would have been a great relaxation of manners. Before the Revolution many signs indicated that a period of license was at hand. The Restoration crushed for a time the Purítan party, and placed supreme power in the hands of a libertine. The political counter-revolution assisted the moral counterrevolution, and was in turn assisted by it. A period of wild and desperate dissoluteness followed. Even in remote manorhouses and hamlets the change was in some degree felt; but in London the outbreak of debauchery was appalling. And in London the places most deeply infected were the palace, the quarters inhabited by the aristocracy, and the Inns of Court. It was on the support of these parts of the town that the playhouses depended. The character of the drama became conformed to the character of its patrons. The comic poet was the mouthpiece of the most deeply corrupted part of a corrupted society. And in the plays before us, we find distilled and condensed, the essential spirit of the fashionable world during the Anti-puritan reaction.
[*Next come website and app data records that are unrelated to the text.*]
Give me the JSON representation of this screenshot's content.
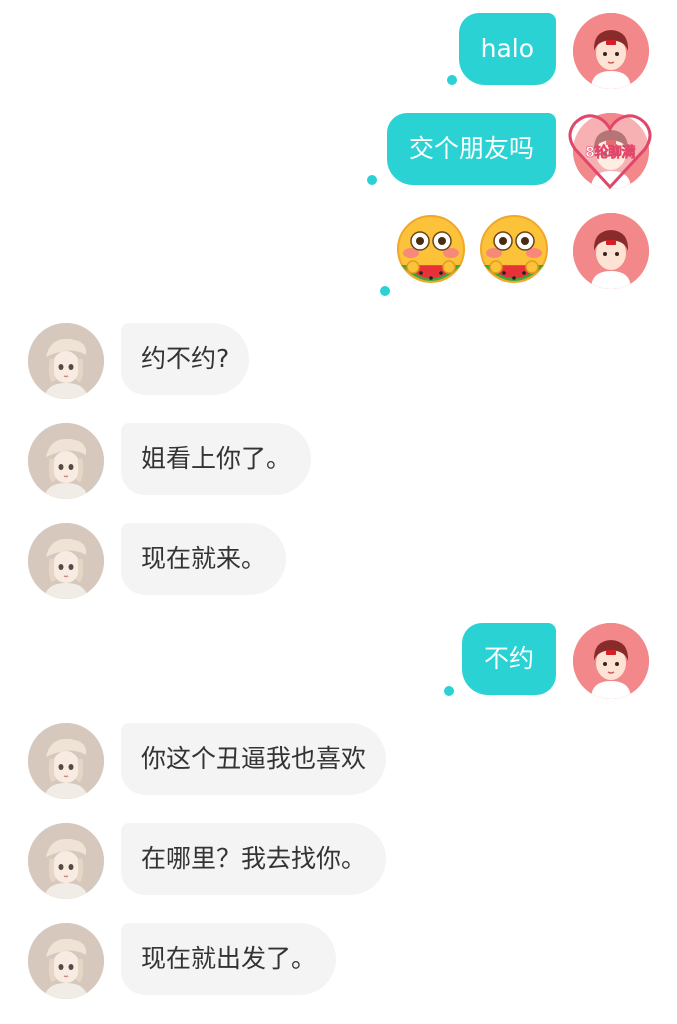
{
  "messages": [
    {
      "side": "me",
      "text": "halo"
    },
    {
      "side": "me",
      "text": "交个朋友吗",
      "badge": "8轮聊满"
    },
    {
      "side": "me",
      "type": "emoji",
      "icons": [
        "flushed-watermelon-emoji",
        "flushed-watermelon-emoji"
      ]
    },
    {
      "side": "her",
      "text": "约不约?"
    },
    {
      "side": "her",
      "text": "姐看上你了。"
    },
    {
      "side": "her",
      "text": "现在就来。"
    },
    {
      "side": "me",
      "text": "不约"
    },
    {
      "side": "her",
      "text": "你这个丑逼我也喜欢"
    },
    {
      "side": "her",
      "text": "在哪里？我去找你。"
    },
    {
      "side": "her",
      "text": "现在就出发了。"
    }
  ],
  "colors": {
    "my_bubble": "#2bd2d4",
    "her_bubble": "#f4f4f4",
    "my_avatar_bg": "#f3888a",
    "her_avatar_bg": "#d6c8bd",
    "badge_heart": "#e0476a"
  }
}
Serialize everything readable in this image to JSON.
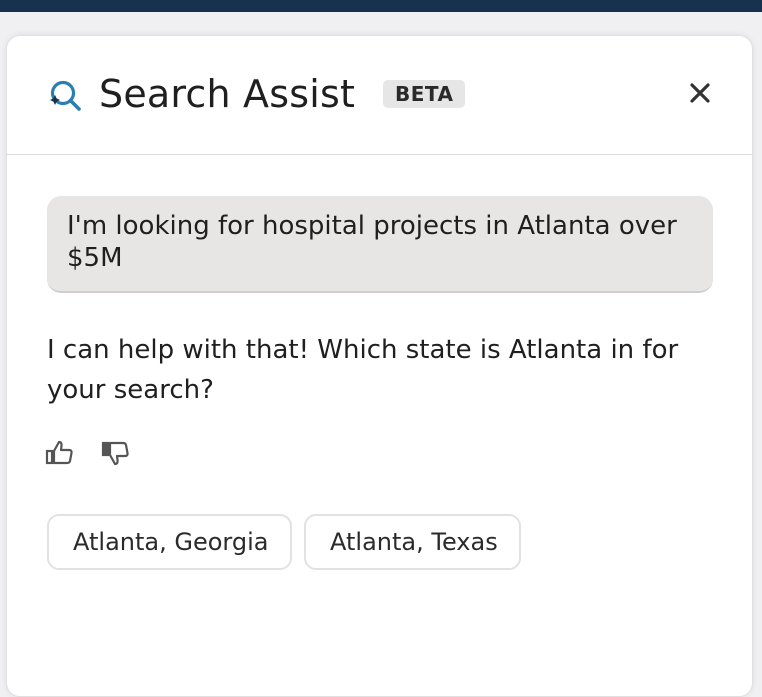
{
  "header": {
    "title": "Search Assist",
    "badge": "BETA",
    "brand_icon": "search-assist-icon",
    "close_icon": "close-icon"
  },
  "conversation": {
    "user_message": "I'm looking for hospital projects in Atlanta over $5M",
    "assistant_message": "I can help with that! Which state is Atlanta in for your search?",
    "feedback": {
      "thumbs_up_icon": "thumbs-up-icon",
      "thumbs_down_icon": "thumbs-down-icon"
    },
    "suggestions": [
      {
        "label": "Atlanta, Georgia"
      },
      {
        "label": "Atlanta, Texas"
      }
    ]
  },
  "colors": {
    "top_bar": "#16324f",
    "brand_icon": "#2a7fb0",
    "user_bubble": "#e7e6e5",
    "badge_bg": "#e6e6e6"
  }
}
The Puritan had affected formality; the comic poet laughed at decorum. The Puritan had frowned at innocent diversions; the comic poet took under his patronage the most flagitious excesses. The Puritan had canted; the comic poet blasphemed. The Puritan had made an affair of gallantry felony, without benefit of clergy; the comic poet represented it as an honourable distinction. The Puritan spoke with disdain of the low standard of popular morality; his life was regulated by a far more rigid code; his virtue was sustained by motives unknown to men of the world. Unhappily it had been amply proved in many cases, and might well be suspected in many more, that these high pretensions were unfounded. Accordingly, the fashionable circles, and the comic poets who were the spokesmen of those circles, took up the notion that all professions of piety and integrity were to be construed by the rule of contrary; that it might well be doubted whether there was such a thing as virtue in the world; but that, at all events, a person who affected to be better than his neighbours was sure to be a knave.
In the old drama there had been much that was reprehensible. But whoever compares even the least decorous plays of Fletcher with those contained in the volume before us, will see how much the profligacy which follows a period of